** Instructions to follow **
I would like each line of the data that holds the word "this" copied out.

** Records provided **
══════════

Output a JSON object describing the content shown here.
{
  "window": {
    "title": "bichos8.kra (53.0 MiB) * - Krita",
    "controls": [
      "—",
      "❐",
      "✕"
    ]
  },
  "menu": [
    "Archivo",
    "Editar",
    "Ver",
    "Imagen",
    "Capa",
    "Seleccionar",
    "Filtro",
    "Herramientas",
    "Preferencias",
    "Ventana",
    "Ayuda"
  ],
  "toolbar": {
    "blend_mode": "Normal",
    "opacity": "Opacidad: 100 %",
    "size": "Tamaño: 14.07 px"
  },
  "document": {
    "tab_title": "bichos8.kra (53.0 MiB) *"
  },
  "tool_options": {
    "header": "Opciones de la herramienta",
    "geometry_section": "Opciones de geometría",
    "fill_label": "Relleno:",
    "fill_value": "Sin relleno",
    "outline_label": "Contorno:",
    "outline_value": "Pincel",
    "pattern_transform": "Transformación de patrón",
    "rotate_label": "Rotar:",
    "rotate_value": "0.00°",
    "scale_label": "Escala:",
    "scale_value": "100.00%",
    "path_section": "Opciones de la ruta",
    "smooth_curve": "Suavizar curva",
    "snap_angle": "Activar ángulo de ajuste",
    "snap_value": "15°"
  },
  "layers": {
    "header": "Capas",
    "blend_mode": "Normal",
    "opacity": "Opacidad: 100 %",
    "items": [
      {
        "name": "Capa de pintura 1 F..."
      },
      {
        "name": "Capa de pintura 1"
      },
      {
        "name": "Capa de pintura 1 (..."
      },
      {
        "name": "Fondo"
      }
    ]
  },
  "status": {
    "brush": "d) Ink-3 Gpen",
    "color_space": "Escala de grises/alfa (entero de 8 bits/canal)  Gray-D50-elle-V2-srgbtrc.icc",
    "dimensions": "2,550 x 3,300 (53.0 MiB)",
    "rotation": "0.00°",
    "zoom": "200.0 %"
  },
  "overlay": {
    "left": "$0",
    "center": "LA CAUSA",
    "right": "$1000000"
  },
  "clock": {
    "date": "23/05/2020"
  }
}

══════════

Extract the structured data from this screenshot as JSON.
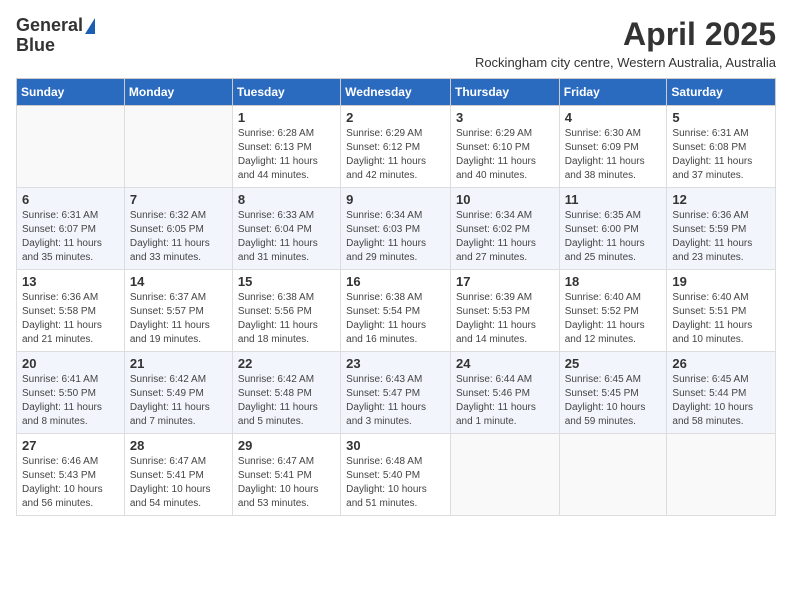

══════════

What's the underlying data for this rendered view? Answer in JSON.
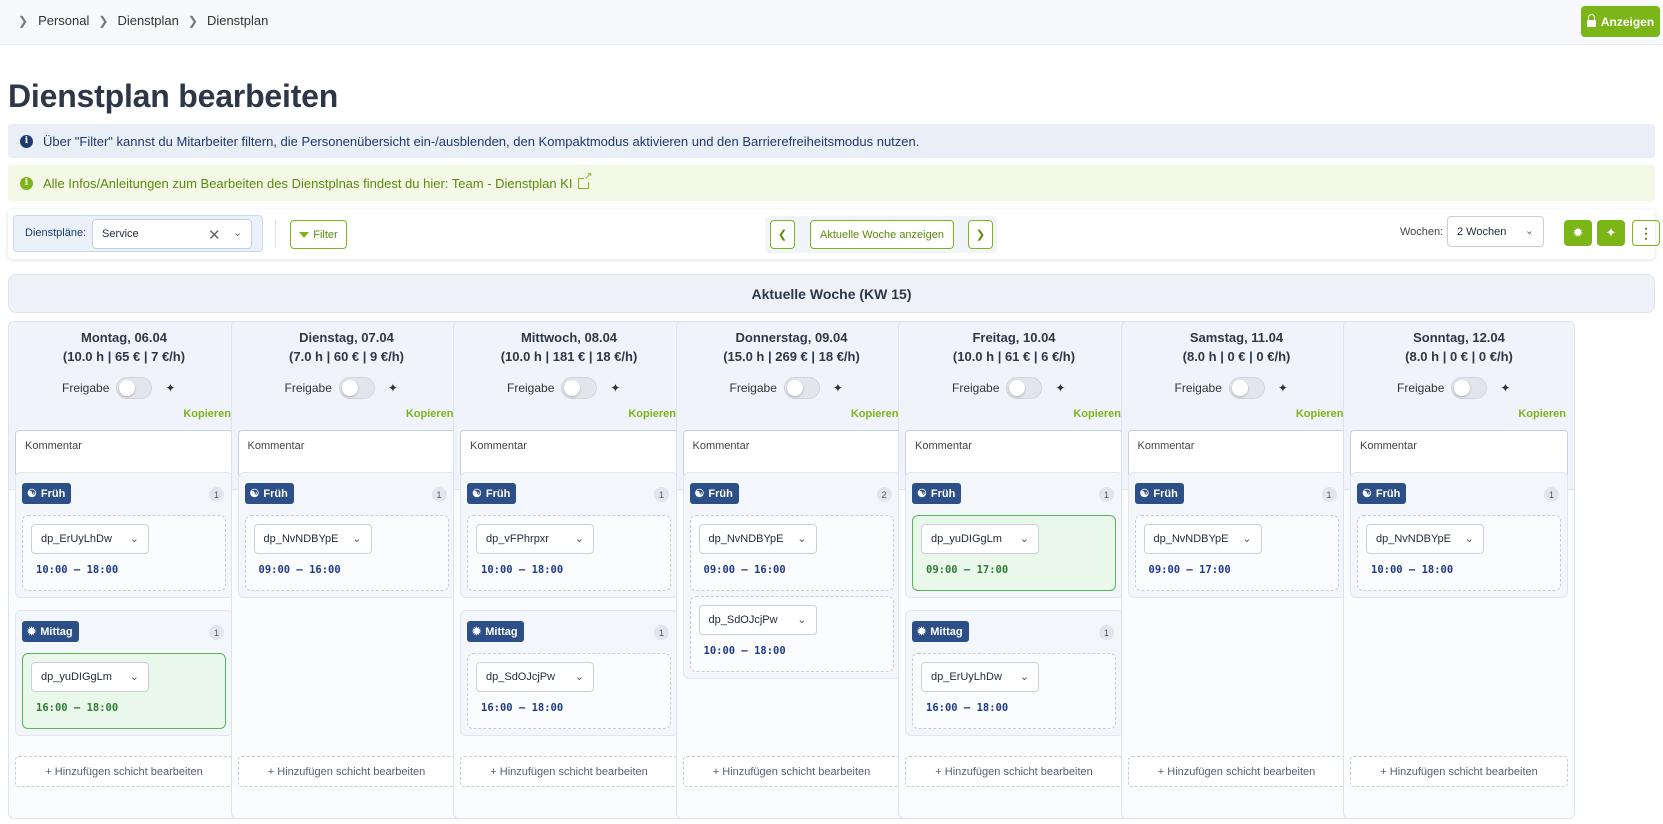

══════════

** Answer section **
Extract the structured data from this screenshot as JSON.
What's the underlying data for this rendered view? Answer in JSON.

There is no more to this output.